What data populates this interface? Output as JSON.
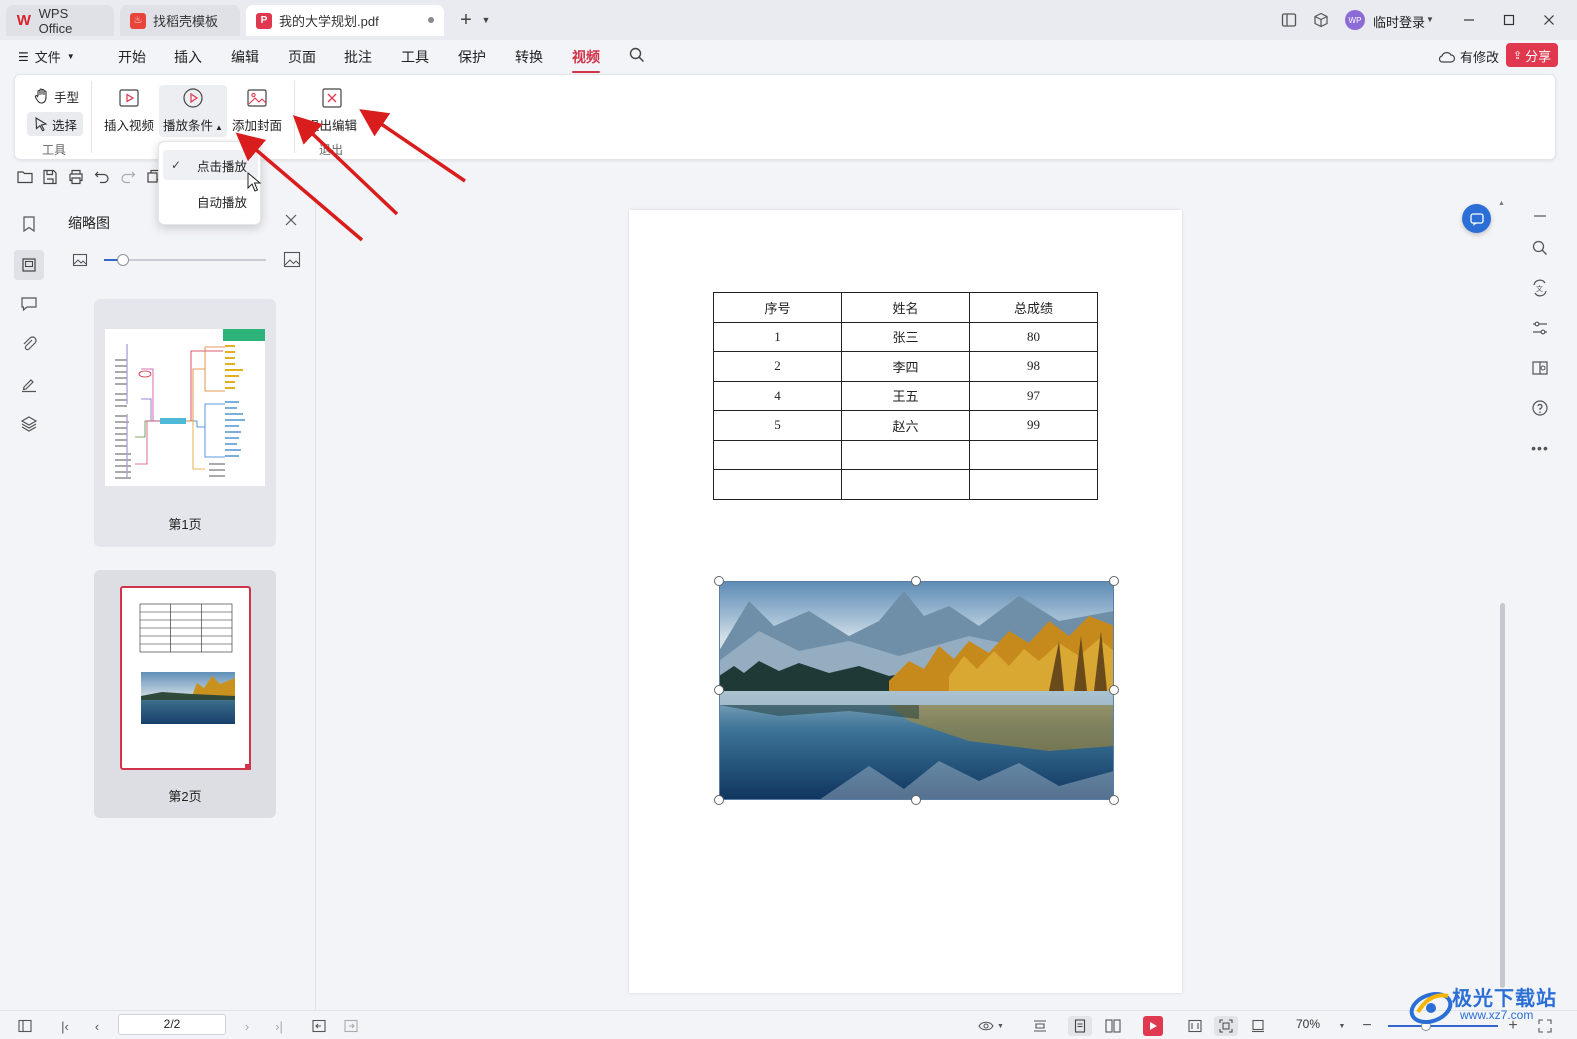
{
  "tabs": [
    {
      "label": "WPS Office",
      "icon": "wps-logo-icon"
    },
    {
      "label": "找稻壳模板",
      "icon": "docer-icon"
    },
    {
      "label": "我的大学规划.pdf",
      "icon": "pdf-icon"
    }
  ],
  "titlebar": {
    "user_badge": "WP",
    "user_label": "临时登录"
  },
  "menu": {
    "file": "文件",
    "items": [
      "开始",
      "插入",
      "编辑",
      "页面",
      "批注",
      "工具",
      "保护",
      "转换",
      "视频"
    ],
    "active": "视频",
    "modified": "有修改",
    "share": "分享"
  },
  "ribbon": {
    "hand": "手型",
    "select": "选择",
    "tools_group": "工具",
    "insert_video": "插入视频",
    "play_condition": "播放条件",
    "add_cover": "添加封面",
    "exit_edit": "退出编辑",
    "exit_group": "退出"
  },
  "dropdown": {
    "items": [
      "点击播放",
      "自动播放"
    ],
    "checked": "点击播放"
  },
  "thumbnails": {
    "title": "缩略图",
    "zoom_fraction": 0.12,
    "pages": [
      {
        "label": "第1页"
      },
      {
        "label": "第2页"
      }
    ]
  },
  "table": {
    "headers": [
      "序号",
      "姓名",
      "总成绩"
    ],
    "rows": [
      [
        "1",
        "张三",
        "80"
      ],
      [
        "2",
        "李四",
        "98"
      ],
      [
        "4",
        "王五",
        "97"
      ],
      [
        "5",
        "赵六",
        "99"
      ],
      [
        "",
        "",
        ""
      ],
      [
        "",
        "",
        ""
      ]
    ]
  },
  "status": {
    "page_input": "2/2",
    "zoom": "70%"
  },
  "watermark": {
    "brand": "极光下载站",
    "url": "www.xz7.com"
  },
  "colors": {
    "accent": "#d1334a",
    "share": "#e0384f",
    "arrow": "#d91c1c",
    "brand_blue": "#2b6fd6"
  }
}
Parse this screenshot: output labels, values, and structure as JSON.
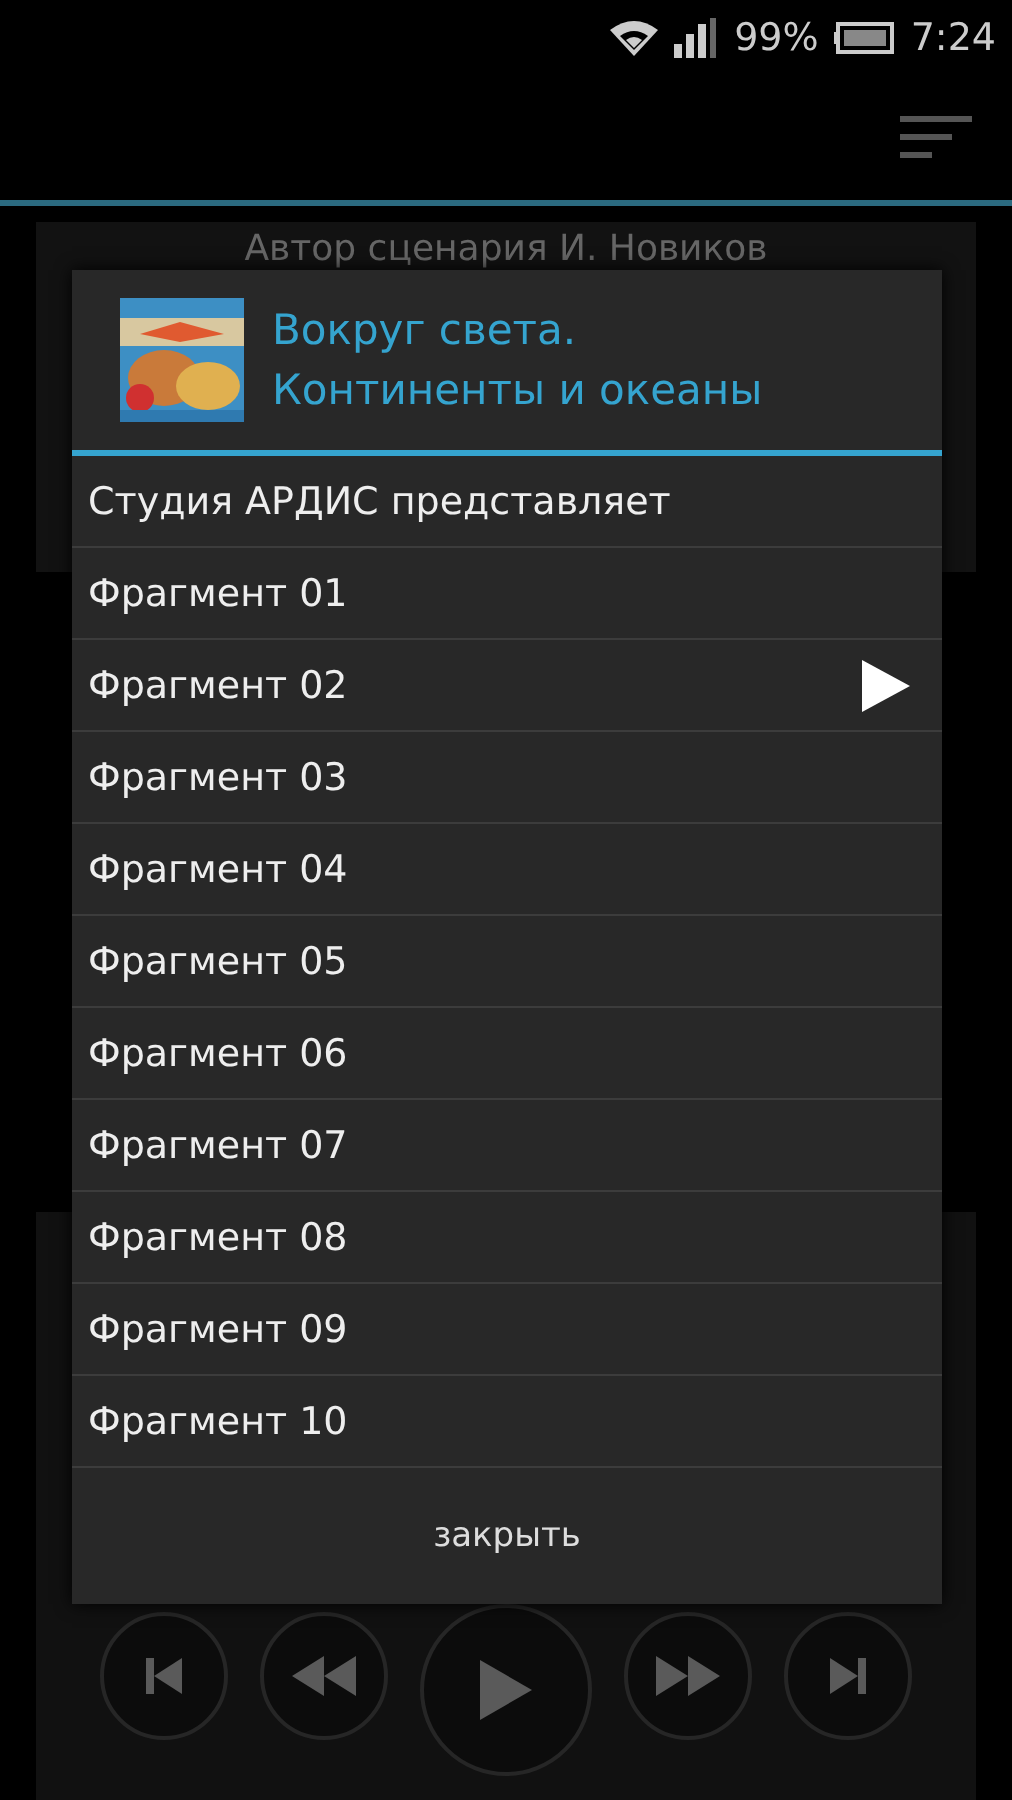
{
  "status_bar": {
    "battery": "99%",
    "time": "7:24"
  },
  "background": {
    "caption": "Автор сценария И. Новиков"
  },
  "dialog": {
    "title_lines": [
      "Вокруг света.",
      "Континенты и океаны"
    ],
    "items": [
      {
        "label": "Студия АРДИС представляет",
        "playing": false
      },
      {
        "label": "Фрагмент 01",
        "playing": false
      },
      {
        "label": "Фрагмент 02",
        "playing": true
      },
      {
        "label": "Фрагмент 03",
        "playing": false
      },
      {
        "label": "Фрагмент 04",
        "playing": false
      },
      {
        "label": "Фрагмент 05",
        "playing": false
      },
      {
        "label": "Фрагмент 06",
        "playing": false
      },
      {
        "label": "Фрагмент 07",
        "playing": false
      },
      {
        "label": "Фрагмент 08",
        "playing": false
      },
      {
        "label": "Фрагмент 09",
        "playing": false
      },
      {
        "label": "Фрагмент 10",
        "playing": false
      }
    ],
    "close_button": "закрыть"
  },
  "controls": [
    {
      "kind": "previous"
    },
    {
      "kind": "rewind"
    },
    {
      "kind": "play"
    },
    {
      "kind": "forward"
    },
    {
      "kind": "next"
    }
  ]
}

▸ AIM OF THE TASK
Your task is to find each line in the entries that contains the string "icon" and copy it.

▸ SOLUTION TO THIS PROBLEM
      "icon": "wps-logo-icon"
      "icon": "docer-icon"
      "icon": "pdf-icon"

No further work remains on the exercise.